Schoenberg: Gurrelieder

Our rating 
2.0 out of 5 star rating 2.0

COMPOSERS: Schoenberg
WORKS: Gurrelieder
PERFORMER: Melanie Diener (soprano), Jennifer Lane (mezzo-soprano), Stephen O’Mara, Martyn Hill (tenor), David Wilson-Johnson (bass), Ernst Haefliger (speaker); Simon Joly Chorale; Philharmonia Orchestra/Robert Craft
CATALOGUE NO: 8.557518-19

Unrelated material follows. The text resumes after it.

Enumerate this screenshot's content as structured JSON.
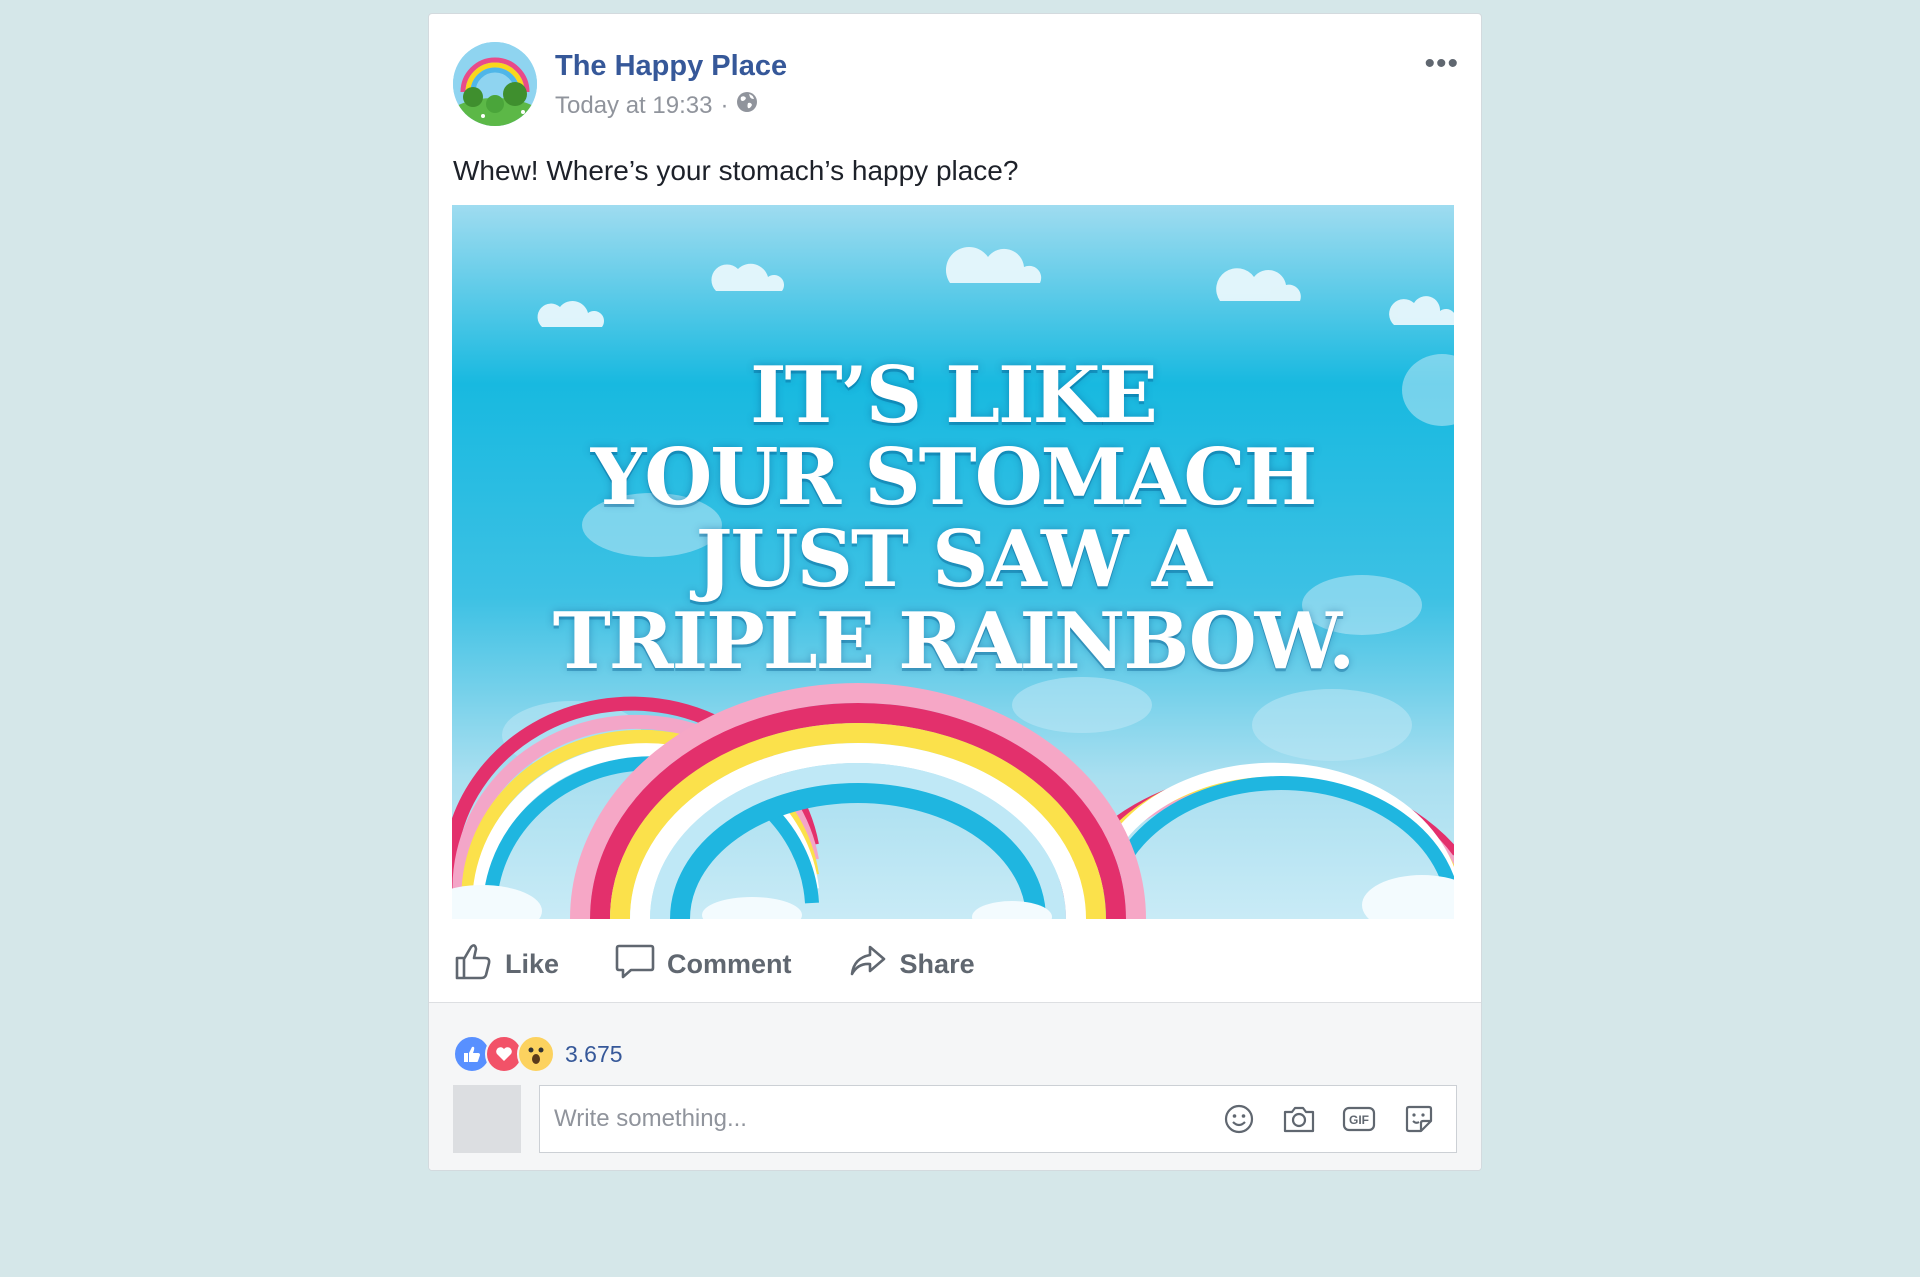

The first five minutes promise well. The ‘sunset’ introduction is exquisitely played and balanced so that one can hear almost everything of the dense, multi-layered orchestral texture. But as the two leading soloists begin their long, ecstatic love scene, doubts begin to accumulate. It’s not that the singers aren’t capable, though Stephen O’Mara’s voice has a tendency to hardnes, and Melanie Diener strains in the extreme heights. But where is the long, sweeping late-Romantic phrasing so magnificently captured by Riccardo Chailly and his team on Decca? Part 1 in particular is full of tunes that cry out (like King Waldemar) to be loved. I can’t get over the impression that Robert Craft’s heart just isn’t with the young Tristan-intoxicated Schoenberg; that what really interests him are the passages that look forward to the later, modernist adventurer – the ‘Song of the Wood Dove’ or ‘The Summer Wind’s Wild Hunt’. True, these are brilliant inspirations, but generally speaking, the musical public doesn’t appear to love Gurrelieder for its prophecies of the atonal Schoenberg to come; rather because it is one of the most gorgeous of all products of very-late Romanticism. Chailly’s is still the version which best combines detail and warmth of expression, while seeing this gloriously over-ripe masterpiece very much as a whole. The Decca recording also balances soloists and full orchestra rather more convincingly than the Naxos, which is a reissue of a short-lived Koch release. Stephen Johnson